Author: Stephen King
Reading Dates: July 14 - Sep 11, 2012
Rating: **** 1/2
It was May 1981. School had been out only a couple of days, but I had already left for the bustling metropolis of Hydro, Oklahoma, population a smidge under 1000 or about the size of the Psychology 1103 class I had just finished in Norman. My roommate that summer was Debra, an old schoolmate who had let me bunk at her house the summer before while we both worked at the local bank presidented by a mutual family friend and who had agreed to the same arrangements this particular summer.
The first summer we were together we shared a teeny-tiny house in Weatherford, but only a few weeks before I moved back to town, Debra had purchased a new mobile home right off the I-40 in Hydro and life was going to be good. We each had our own bedroom, a spacious living room, and a full kitchen. The week that I moved in, however, Debra was on vacation, so she left me a key, instructions about which bedroom was mine, and word that she would be back in a week.
The house was so new that she was still furnishing it and while it had a great couch and a working fridge, there was no TV yet, so I had to find something to entertain myself each evening after work. I decided, of course, to read. And my book of choice that week was The Shining by Stephen King. It was one of the stupidist things I ever decided to do. Each night I would read a few chapters, then lay the book on my chest for 30 minutes while I got up the nerve to turn off the reading lamp, get up off the couch, and make the ten-step beeline in the dark to my bedroom door. I was so petrified that I haven't read Stephen King since.
I decided to give 11/22/63 a shot because it was getting really good press over on Audible.com, and I'm glad I did. 11/22/63 is definitely a page-turner--scratch that--a drive-maker, because I would find myself taking the long way home just so I could listen a little longer. Stephen King writes stories that sound good out loud.
In the novel protaganist Jake Epping is introduced to a wormhole through time by Al Templeton, the owner of a local diner. The wormhole takes anyone who goes through it to Sept 9, 1958 and no matter how long they stay there, when they come back only 2 minutes have passed. Al convinces Jake that he should go through the wormhole and stay until 11/22/63 and prevent the Kennedy assassination. Al tells Jake that he tried to do it himself, but now has cancer and knew he would die before being able to complete the task, and so now he's asking Jake to take over.
Jake reluctantly agrees to do it after realizing that he might be able to change not only Kennedy's fate, but also that of others he knows who suffered tragedy during that same time, and so off he goes for a 5-year stint in the past.

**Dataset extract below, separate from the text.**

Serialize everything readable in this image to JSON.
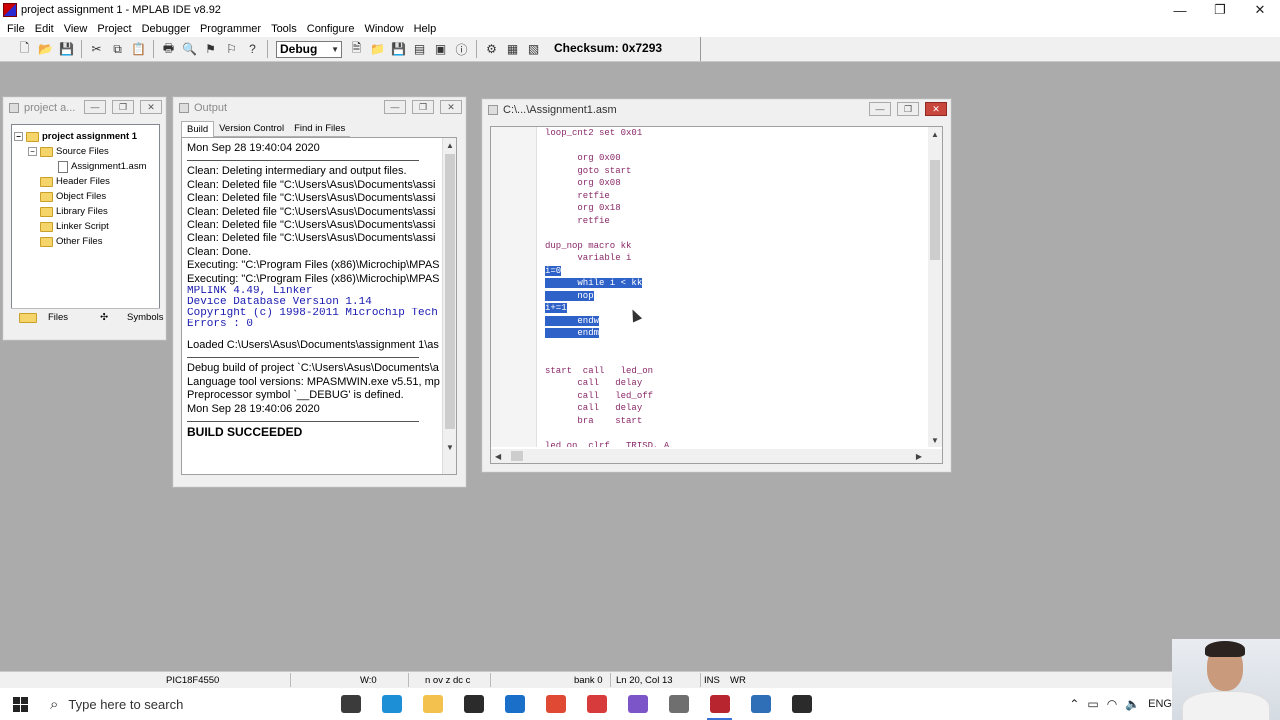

But the past doesn't want to be changed.
This was a long book, and most of the sub-plots could have been novellas of their own, but the story kept my attention throughout and as I said above I couldn't wait to find out what would happen next or how King was going to bring all the time-travelling threads together in the end.
Kudos also to Craig Wasson, the narrator, whose myriad voices kept the audio entertaining and easy to follow. Ironically, I thought he sounded too old to be Jake, but all the other voices were spot on--even the Bill Clinton and Jimmy Stewart sound-alikes.
I'm taking away a half star for the length which I think could have been pared down a bit with no real impact to the story, but this is a rip-roaring yarn that left me in tears at the end. Highly recommended!